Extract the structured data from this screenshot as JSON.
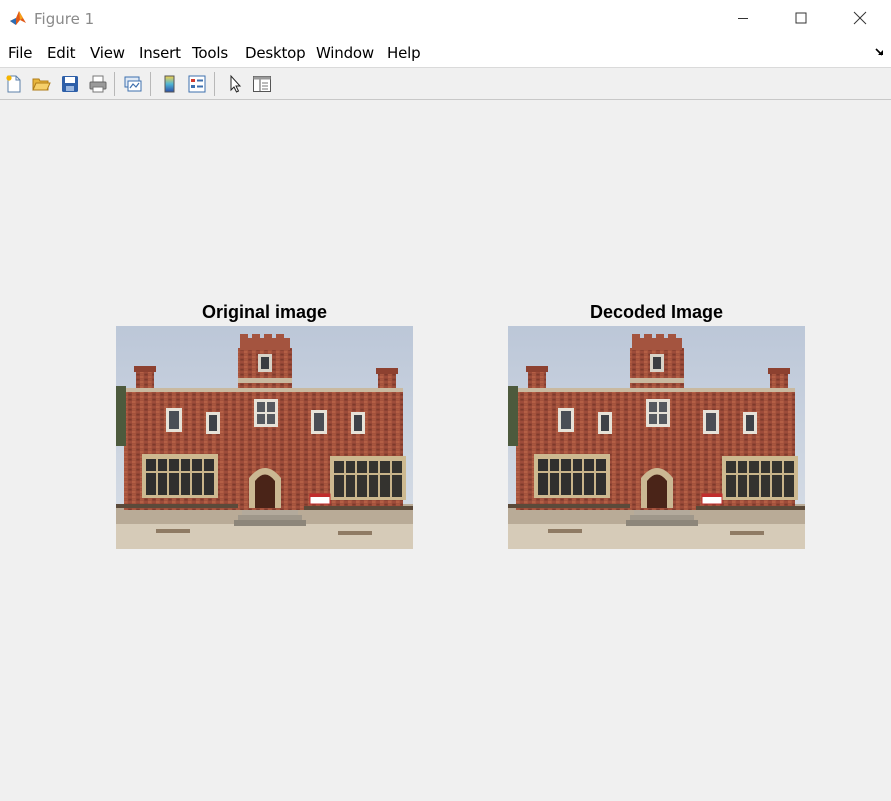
{
  "window": {
    "title": "Figure 1"
  },
  "menubar": {
    "items": [
      "File",
      "Edit",
      "View",
      "Insert",
      "Tools",
      "Desktop",
      "Window",
      "Help"
    ]
  },
  "toolbar": {
    "buttons": [
      {
        "name": "new-figure",
        "icon": "new-file-icon"
      },
      {
        "name": "open-file",
        "icon": "folder-open-icon"
      },
      {
        "name": "save-figure",
        "icon": "save-disk-icon"
      },
      {
        "name": "print-figure",
        "icon": "printer-icon"
      },
      {
        "name": "link-plot",
        "icon": "link-plot-icon"
      },
      {
        "name": "insert-colorbar",
        "icon": "colorbar-icon"
      },
      {
        "name": "insert-legend",
        "icon": "legend-icon"
      },
      {
        "name": "edit-plot",
        "icon": "pointer-arrow-icon"
      },
      {
        "name": "property-inspector",
        "icon": "panel-toggle-icon"
      }
    ]
  },
  "axes": [
    {
      "title": "Original image",
      "image": "building-photo"
    },
    {
      "title": "Decoded Image",
      "image": "building-photo"
    }
  ],
  "colors": {
    "window_bg": "#f0f0f0",
    "titlebar_bg": "#ffffff",
    "brick": "#9e4a37",
    "sky": "#c9d3e0"
  }
}
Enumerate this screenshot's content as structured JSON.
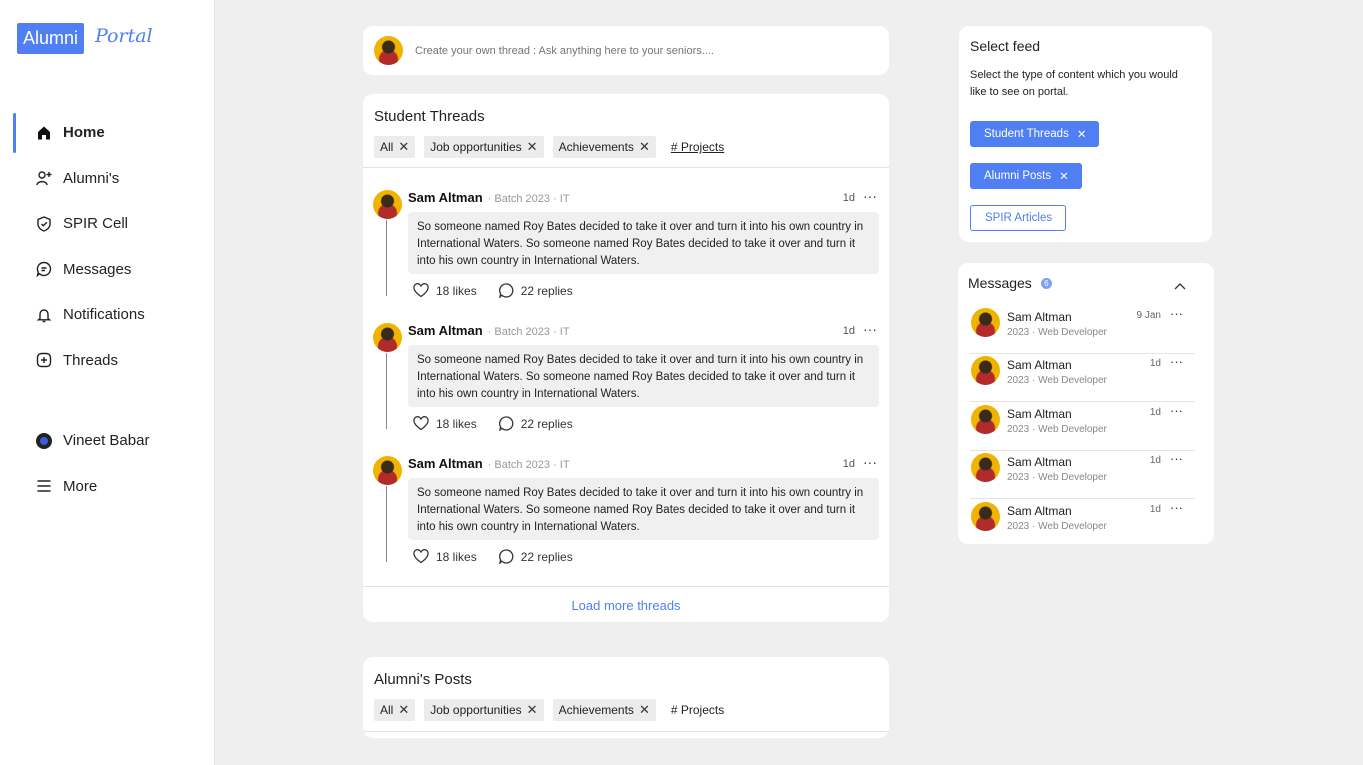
{
  "logo": {
    "box": "Alumni",
    "script": "Portal"
  },
  "nav": {
    "items": [
      {
        "label": "Home",
        "icon": "home-icon"
      },
      {
        "label": "Alumni's",
        "icon": "user-plus-icon"
      },
      {
        "label": "SPIR Cell",
        "icon": "shield-icon"
      },
      {
        "label": "Messages",
        "icon": "message-icon"
      },
      {
        "label": "Notifications",
        "icon": "bell-icon"
      },
      {
        "label": "Threads",
        "icon": "plus-square-icon"
      }
    ],
    "user": "Vineet Babar",
    "more": "More"
  },
  "composer": {
    "placeholder": "Create your own thread : Ask anything here to your seniors...."
  },
  "threads": {
    "title": "Student Threads",
    "filters": [
      "All",
      "Job opportunities",
      "Achievements",
      "# Projects"
    ],
    "items": [
      {
        "name": "Sam Altman",
        "meta": "· Batch 2023 · IT",
        "time": "1d",
        "body": "So someone named Roy Bates decided to take it over and turn it into his own country in International Waters. So someone named Roy Bates decided to take it over and turn it into his own country in International Waters.",
        "likes": "18 likes",
        "replies": "22 replies"
      },
      {
        "name": "Sam Altman",
        "meta": "· Batch 2023 · IT",
        "time": "1d",
        "body": "So someone named Roy Bates decided to take it over and turn it into his own country in International Waters. So someone named Roy Bates decided to take it over and turn it into his own country in International Waters.",
        "likes": "18 likes",
        "replies": "22 replies"
      },
      {
        "name": "Sam Altman",
        "meta": "· Batch 2023 · IT",
        "time": "1d",
        "body": "So someone named Roy Bates decided to take it over and turn it into his own country in International Waters. So someone named Roy Bates decided to take it over and turn it into his own country in International Waters.",
        "likes": "18 likes",
        "replies": "22 replies"
      }
    ],
    "load_more": "Load more threads"
  },
  "alumni_posts": {
    "title": "Alumni's Posts",
    "filters": [
      "All",
      "Job opportunities",
      "Achievements",
      "# Projects"
    ]
  },
  "feed": {
    "title": "Select feed",
    "description": "Select the type of content which you would like to see on portal.",
    "options": [
      {
        "label": "Student Threads",
        "selected": true
      },
      {
        "label": "Alumni Posts",
        "selected": true
      },
      {
        "label": "SPIR Articles",
        "selected": false
      }
    ]
  },
  "messages": {
    "title": "Messages",
    "badge": "6",
    "items": [
      {
        "name": "Sam Altman",
        "sub": "2023 · Web Developer",
        "time": "9 Jan"
      },
      {
        "name": "Sam Altman",
        "sub": "2023 · Web Developer",
        "time": "1d"
      },
      {
        "name": "Sam Altman",
        "sub": "2023 · Web Developer",
        "time": "1d"
      },
      {
        "name": "Sam Altman",
        "sub": "2023 · Web Developer",
        "time": "1d"
      },
      {
        "name": "Sam Altman",
        "sub": "2023 · Web Developer",
        "time": "1d"
      }
    ]
  },
  "colors": {
    "accent": "#4f7ff2",
    "background": "#efefef",
    "card": "#ffffff"
  }
}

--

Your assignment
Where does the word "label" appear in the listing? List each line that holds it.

Exercise answer
        "label": "Home",
        "label": "Alumni's",
        "label": "SPIR Cell",
        "label": "Messages",
        "label": "Notifications",
        "label": "Threads",
        "label": "Student Threads",
        "label": "Alumni Posts",
        "label": "SPIR Articles",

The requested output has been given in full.